The HRM was hopeful that the state agencies involved in this project, NIDCO and the Ministry of Works, would take the opportunity provided by the review to embark on a process of transformational change in the planning and execution of state projects; an approach based on the principles of accountability, transparency, authentic consultation and a respect for scientific validity and accuracy. However, this has not been the case.

The following have been the responses by officials of NIDCO and the Ministry of Works:

1. At a post-Cabinet press conference held on the same week that he received a copy of the review, the Minister of Works announced that the review had given the government the "green light" to go ahead with the Debe to Mon Desir Highway. He also stated that the review found the Debe to Mon Desir route to be "superior both from the environmental perspective and from an overall perspective. Both these statements are false. As noted above, the review recommends that the project be stopped, until viability is established.

Second, the Minister was quoting from the Executive Summary of the review which was reflecting an opinion given over six years ago and is not the position of the Review Committee.

2. The minister also asserted that the review that he had been given was "preliminary". This is false. On February 3rd, the HRC completed its review, signed a cover letter and sent copies to the JCC for transmission to the relevant stakeholders and the public. There was no doubt in the minds of the writers of the review that they had completed their work. They referred to the review sent to the JCC as the ‘final’ report.

3. The minister also stated that the review was "unsigned” as if to invalidate the integrity of the document. The covering letter of the review sent to the JCC was signed; Dr Armstrong has since stated publicly that he would sign the document if signing is required; but clearly, a signature, used in this case as a red herring to besmirch the integrity of the document, can hardly change the content or import of the document.

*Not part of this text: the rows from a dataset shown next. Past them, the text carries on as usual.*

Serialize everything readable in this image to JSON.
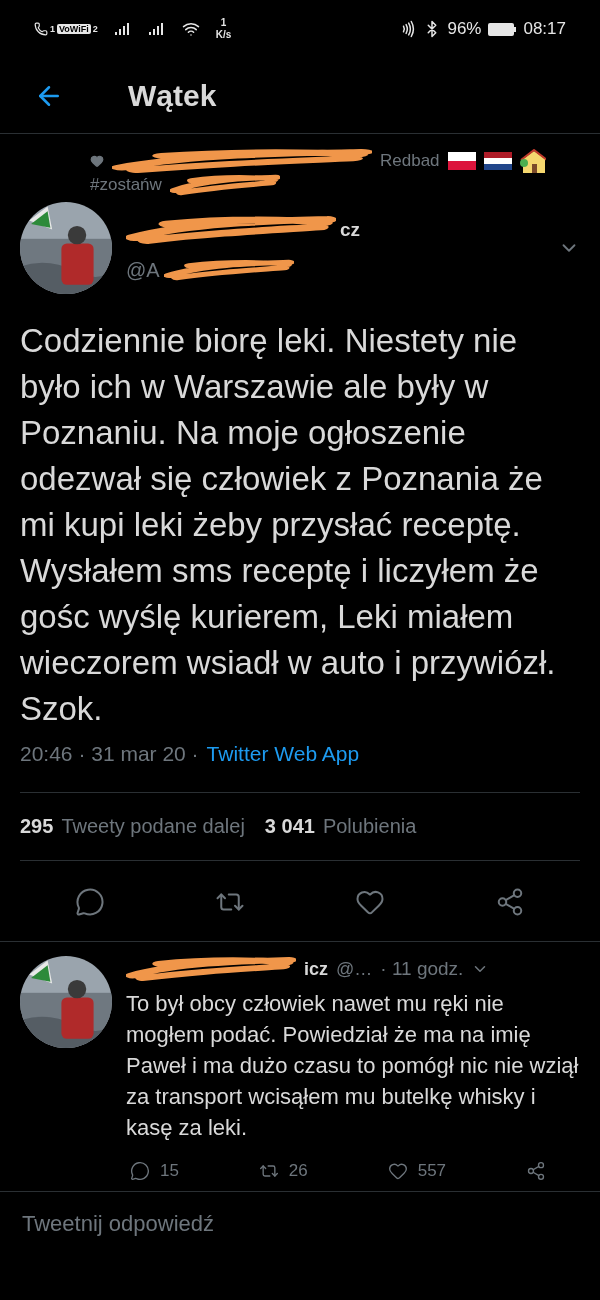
{
  "status_bar": {
    "sim_badge": "1",
    "vowifi": "VoWiFi",
    "vowifi_sim": "2",
    "speed_value": "1",
    "speed_unit": "K/s",
    "battery": "96%",
    "time": "08:17"
  },
  "header": {
    "title": "Wątek"
  },
  "context": {
    "text": "Redbad",
    "hashtag": "#zostańw"
  },
  "author": {
    "name_end": "cz",
    "handle_start": "@A"
  },
  "tweet": {
    "text": "Codziennie biorę leki. Niestety nie było ich w Warszawie ale były w Poznaniu. Na moje ogłoszenie odezwał się człowiek z Poznania że mi kupi leki żeby przysłać receptę. Wysłałem sms receptę i liczyłem że gośc wyślę kurierem, Leki miałem wieczorem wsiadł w auto i przywiózł. Szok.",
    "time": "20:46 · 31 mar 20 ·",
    "source": "Twitter Web App"
  },
  "stats": [
    {
      "count": "295",
      "label": "Tweety podane dalej"
    },
    {
      "count": "3 041",
      "label": "Polubienia"
    }
  ],
  "actions": [
    {
      "kind": "reply"
    },
    {
      "kind": "retweet"
    },
    {
      "kind": "like"
    },
    {
      "kind": "share"
    }
  ],
  "reply": {
    "name_end": "icz",
    "handle": "@…",
    "time": "· 11 godz.",
    "text": "To był obcy człowiek nawet mu ręki nie mogłem podać. Powiedział że ma na imię Paweł i ma dużo czasu to pomógł nic nie wziął za transport wcisąłem mu butelkę whisky i kasę za leki.",
    "actions": [
      {
        "kind": "reply",
        "count": "15"
      },
      {
        "kind": "retweet",
        "count": "26"
      },
      {
        "kind": "like",
        "count": "557"
      },
      {
        "kind": "share"
      }
    ]
  },
  "composer": {
    "placeholder": "Tweetnij odpowiedź"
  }
}
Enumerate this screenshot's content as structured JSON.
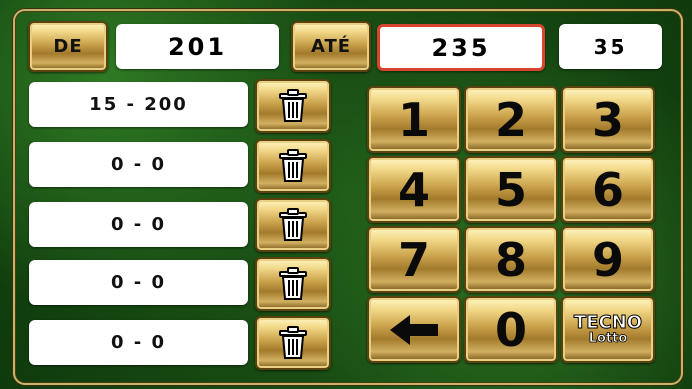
{
  "header": {
    "from_label": "DE",
    "from_value": "201",
    "to_label": "ATÉ",
    "to_value": "235",
    "count_value": "35"
  },
  "ranges": [
    "15 - 200",
    "0 - 0",
    "0 - 0",
    "0 - 0",
    "0 - 0"
  ],
  "keypad": {
    "keys": [
      "1",
      "2",
      "3",
      "4",
      "5",
      "6",
      "7",
      "8",
      "9"
    ],
    "back_label": "←",
    "zero": "0"
  },
  "logo": {
    "top": "TECNO",
    "bottom": "Lotto"
  },
  "colors": {
    "active_border": "#d8452f",
    "background": "#1f5a18",
    "gold": "#caa24b"
  },
  "icons": {
    "delete": "trash-icon",
    "back": "arrow-left-icon"
  }
}
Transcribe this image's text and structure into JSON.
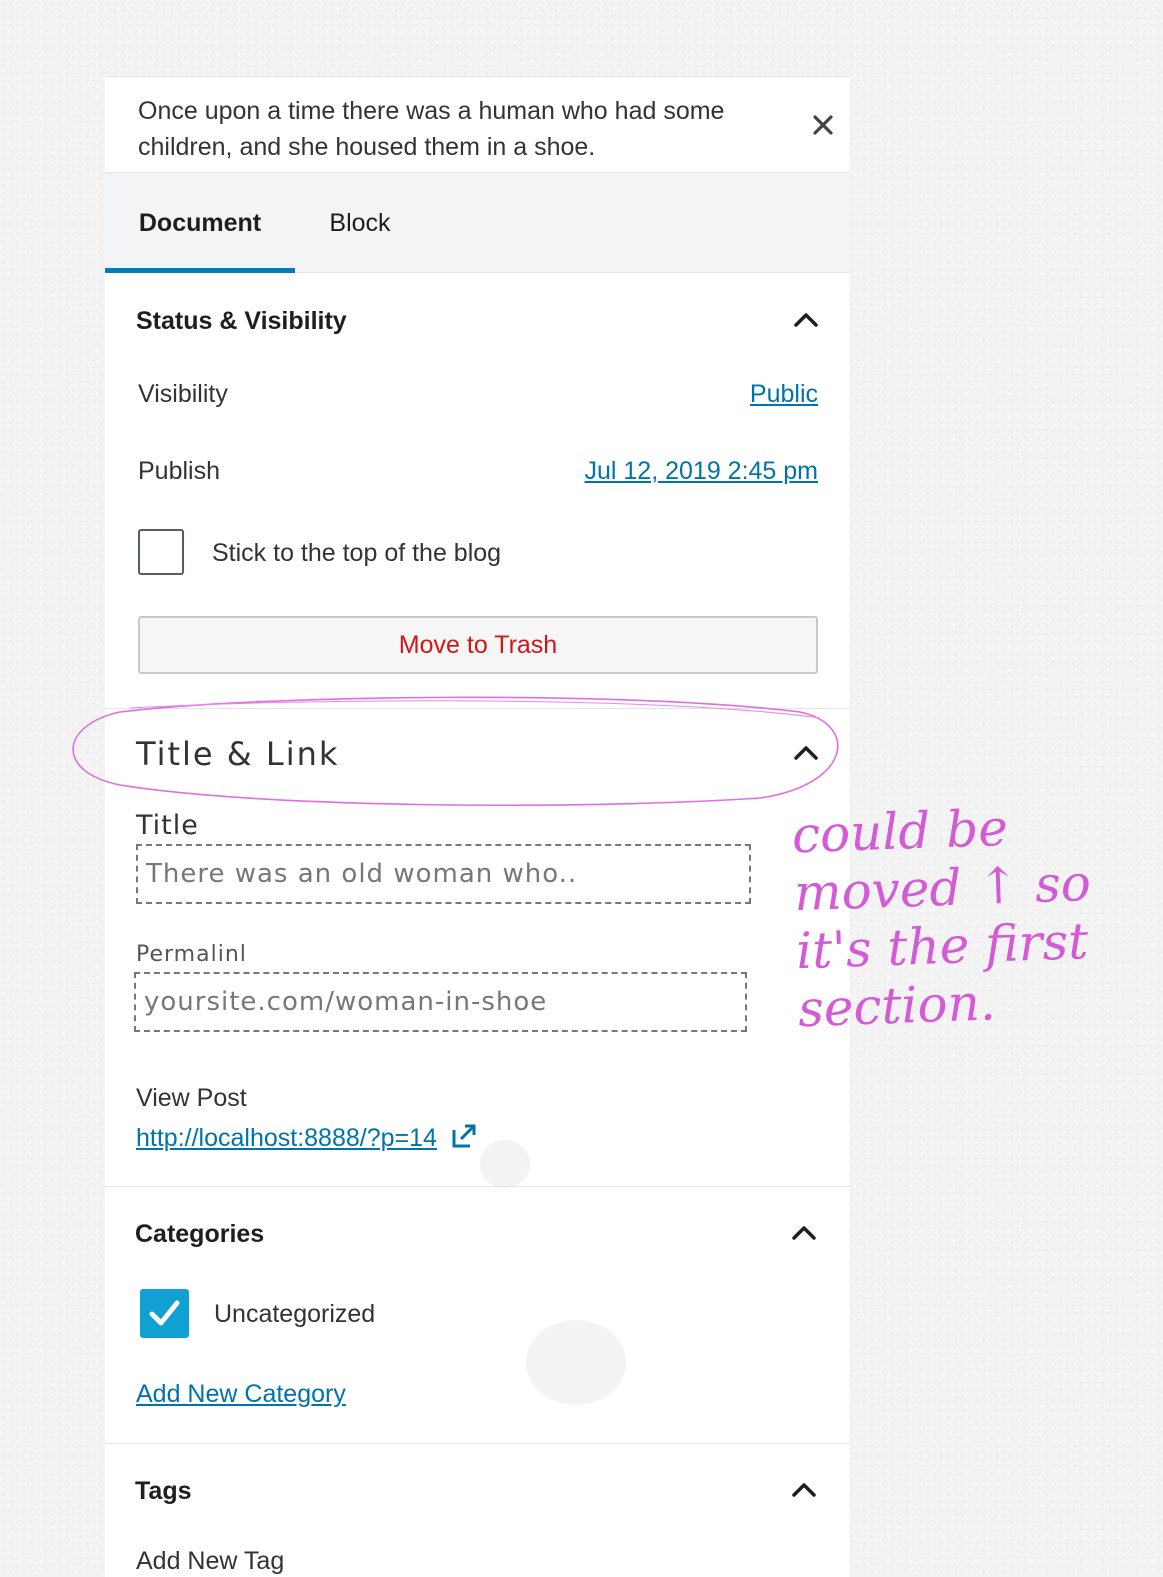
{
  "notice": {
    "text": "Once upon a time there was a human who had some children, and she housed them in a shoe.",
    "close_icon": "close-icon"
  },
  "tabs": [
    {
      "label": "Document",
      "active": true
    },
    {
      "label": "Block",
      "active": false
    }
  ],
  "status_visibility": {
    "title": "Status & Visibility",
    "visibility_label": "Visibility",
    "visibility_value": "Public",
    "publish_label": "Publish",
    "publish_value": "Jul 12, 2019 2:45 pm",
    "sticky_label": "Stick to the top of the blog",
    "sticky_checked": false,
    "trash_label": "Move to Trash"
  },
  "title_link": {
    "title": "Title & Link",
    "title_field_label": "Title",
    "title_field_value": "There was an old woman who..",
    "permalink_label": "Permalinl",
    "permalink_value": "yoursite.com/woman-in-shoe",
    "view_post_label": "View Post",
    "view_post_url": "http://localhost:8888/?p=14"
  },
  "annotation": {
    "text": "could be moved ↑ so it's the first section."
  },
  "categories": {
    "title": "Categories",
    "items": [
      {
        "label": "Uncategorized",
        "checked": true
      }
    ],
    "add_label": "Add New Category"
  },
  "tags": {
    "title": "Tags",
    "add_label": "Add New Tag"
  },
  "colors": {
    "accent": "#007cba",
    "link": "#0073aa",
    "danger": "#cc1818",
    "checkbox": "#11a0d2",
    "annotation": "#d45bd6"
  }
}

4. This pattern of misinformation is being repeated in the districts between Debe to Mon Desir. One NIDCO official had gone on a propaganda drive in these districts claiming, in a miked motorcade, that NIDCO has been given the green light to go ahead with this project. On Tuesday February 26th this official called a meeting of residents at the Debe High School and claimed that the review gave the state the mandate to proceed with the project.

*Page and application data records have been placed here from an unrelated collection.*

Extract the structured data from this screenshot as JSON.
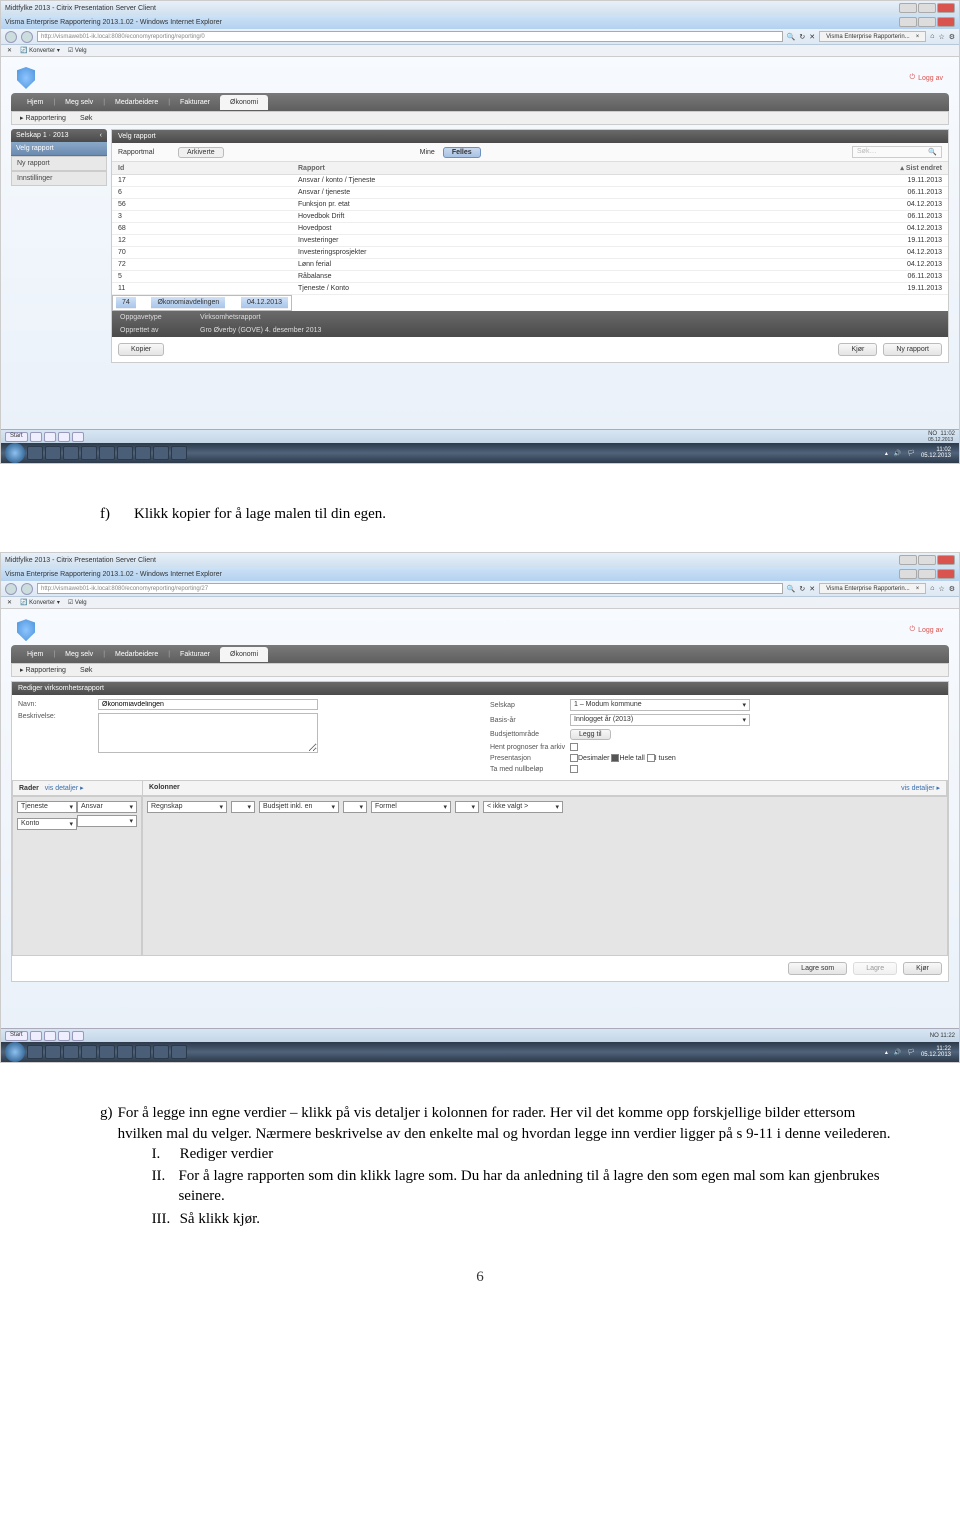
{
  "page_number": "6",
  "screenshot1": {
    "citrix_title": "Midtfylke 2013 - Citrix Presentation Server Client",
    "ie_title": "Visma Enterprise Rapportering 2013.1.02 - Windows Internet Explorer",
    "url": "http://vismaweb01-ik.local:8080/economyreporting/reporting/0",
    "tab_label": "Visma Enterprise Rapporterin...",
    "konverter": "Konverter",
    "velg": "Velg",
    "loggav": "Logg av",
    "nav": {
      "hjem": "Hjem",
      "meg_selv": "Meg selv",
      "medarbeidere": "Medarbeidere",
      "fakturaer": "Fakturaer",
      "okonomi": "Økonomi"
    },
    "subnav": {
      "rapportering": "Rapportering",
      "sok": "Søk"
    },
    "sidebar": {
      "title": "Selskap 1 · 2013",
      "active": "Velg rapport",
      "item2": "Ny rapport",
      "item3": "Innstillinger"
    },
    "panel_title": "Velg rapport",
    "filter": {
      "label": "Rapportmal",
      "arkiverte": "Arkiverte",
      "mine": "Mine",
      "felles": "Felles",
      "search_placeholder": "Søk…"
    },
    "cols": {
      "id": "Id",
      "rapport": "Rapport",
      "endret": "Sist endret"
    },
    "rows": [
      {
        "id": "17",
        "name": "Ansvar / konto / Tjeneste",
        "date": "19.11.2013"
      },
      {
        "id": "6",
        "name": "Ansvar / tjeneste",
        "date": "06.11.2013"
      },
      {
        "id": "56",
        "name": "Funksjon pr. etat",
        "date": "04.12.2013"
      },
      {
        "id": "3",
        "name": "Hovedbok Drift",
        "date": "06.11.2013"
      },
      {
        "id": "68",
        "name": "Hovedpost",
        "date": "04.12.2013"
      },
      {
        "id": "12",
        "name": "Investeringer",
        "date": "19.11.2013"
      },
      {
        "id": "70",
        "name": "Investeringsprosjekter",
        "date": "04.12.2013"
      },
      {
        "id": "72",
        "name": "Lønn ferial",
        "date": "04.12.2013"
      },
      {
        "id": "5",
        "name": "Råbalanse",
        "date": "06.11.2013"
      },
      {
        "id": "11",
        "name": "Tjeneste / Konto",
        "date": "19.11.2013"
      },
      {
        "id": "74",
        "name": "Økonomiavdelingen",
        "date": "04.12.2013"
      }
    ],
    "info": {
      "oppgavetype_l": "Oppgavetype",
      "oppgavetype_v": "Virksomhetsrapport",
      "opprettet_l": "Opprettet av",
      "opprettet_v": "Gro Øverby (GOVE) 4. desember 2013"
    },
    "buttons": {
      "kopier": "Kopier",
      "kjor": "Kjør",
      "ny": "Ny rapport"
    },
    "start": "Start",
    "lang": "NO",
    "clock": "11:02",
    "date": "05.12.2013",
    "outer_clock": "11:02",
    "outer_date": "05.12.2013"
  },
  "text_f": "Klikk kopier for å lage malen til din egen.",
  "screenshot2": {
    "citrix_title": "Midtfylke 2013 - Citrix Presentation Server Client",
    "ie_title": "Visma Enterprise Rapportering 2013.1.02 - Windows Internet Explorer",
    "url": "http://vismaweb01-ik.local:8080/economyreporting/reporting/27",
    "tab_label": "Visma Enterprise Rapporterin...",
    "sectitle": "Rediger virksomhetsrapport",
    "labels": {
      "navn": "Navn:",
      "beskrivelse": "Beskrivelse:",
      "selskap": "Selskap",
      "basisar": "Basis-år",
      "budsjett": "Budsjettområde",
      "hent": "Hent prognoser fra arkiv",
      "presentasjon": "Presentasjon",
      "tamed": "Ta med nullbeløp"
    },
    "values": {
      "navn": "Økonomiavdelingen",
      "selskap": "1 – Modum kommune",
      "basisar": "Innlogget år (2013)",
      "leggtil": "Legg til",
      "desimaler": "Desimaler",
      "heletall": "Hele tall",
      "itusen": "I tusen"
    },
    "rader": "Rader",
    "visdetaljer": "vis detaljer ▸",
    "kolonner": "Kolonner",
    "visdetaljer2": "vis detaljer ▸",
    "rdropdowns": [
      "Tjeneste",
      "Ansvar",
      "Konto",
      ""
    ],
    "kcols": [
      "Regnskap",
      "Budsjett inkl. en",
      "Formel",
      "< ikke valgt >"
    ],
    "knums": [
      "",
      "",
      "",
      ""
    ],
    "buttons": {
      "lagresom": "Lagre som",
      "lagre": "Lagre",
      "kjor": "Kjør"
    },
    "start": "Start",
    "lang": "NO",
    "clock": "11:22",
    "date": "05.12.2013",
    "outer_clock": "11:22",
    "outer_date": "05.12.2013"
  },
  "text_g": {
    "lead": "For å legge inn egne verdier – klikk på vis detaljer i kolonnen for rader. Her vil det komme opp forskjellige bilder ettersom hvilken mal du velger. Nærmere beskrivelse av den enkelte mal og hvordan legge inn verdier ligger på s 9-11 i denne veilederen.",
    "i": "Rediger verdier",
    "ii": "For å lagre rapporten som din klikk lagre som. Du har da anledning til å lagre den som egen mal som kan gjenbrukes seinere.",
    "iii": "Så klikk kjør."
  }
}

5. Since, February 3rd, the President of NIDCO has been writing to the JCC claiming unfair treatment, alleging flaws in the review, and requesting that the review be altered. This has delayed the publication of the review to the general public by almost one month.

The Highway Reroute Movement regards all the above actions by state officials as dishonourable, salacious and exasperating to the extreme. They are no more than attempts to besmirch the integrity of a completed document, to tarnish its writers and to cast doubt in the public mind. If the state is dissatisfied with the review, there are many media options open to its officials to challenge the review. This may be done under separate cover, not by tampering, editing or adding addendums to the completed review. To threaten, browbeat, bluff, intimidate because of this dissatisfaction with objective and scientific conclusions is unbecoming of government officials.

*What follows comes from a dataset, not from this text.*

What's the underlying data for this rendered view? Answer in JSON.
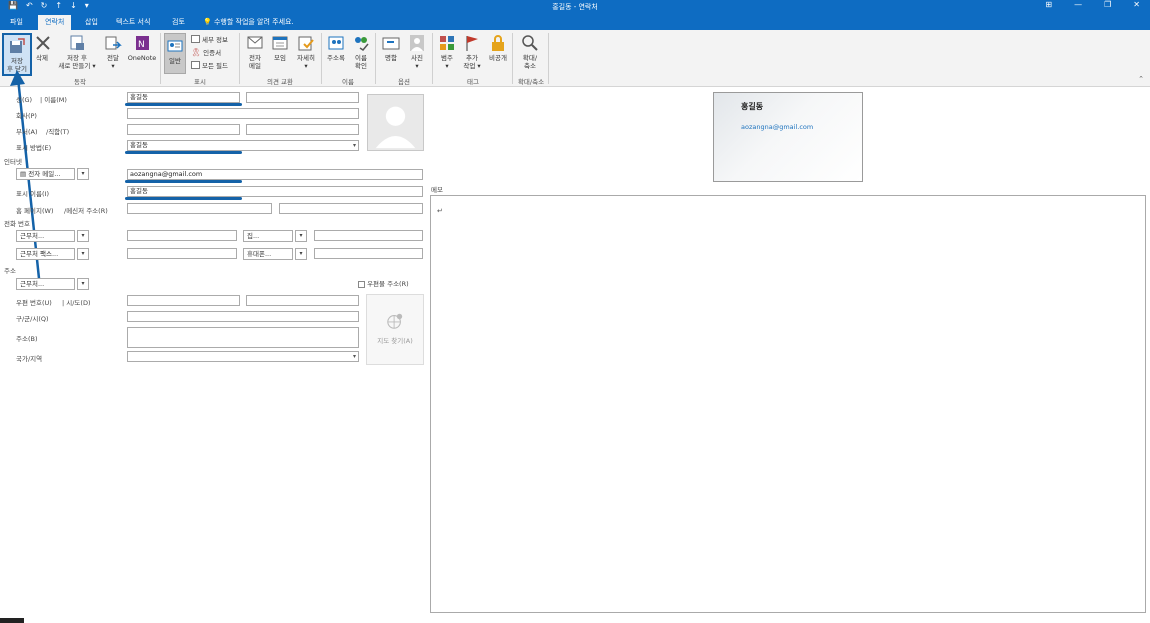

Madame Prime Minister, much may be gained by your government if the recommendations of the HRC are genuinely and stringently adhered to. It would signal an intention to embark on an altered approach to planning and development, particularly in state projects requiring massive expenditure, and which are complex in nature.

We appeal to you to forbid the state officials concerned from attempting to further besmirch the review process, the review, and the writers of the review. The public deserves clarity, transparency, accuracy and fairness. We encourage you to convince state officials at NIDCO, the Ministry of Works and the government at large to support and defend this important document.
Gerry Kangalee,
1 Mar 2013, 23:47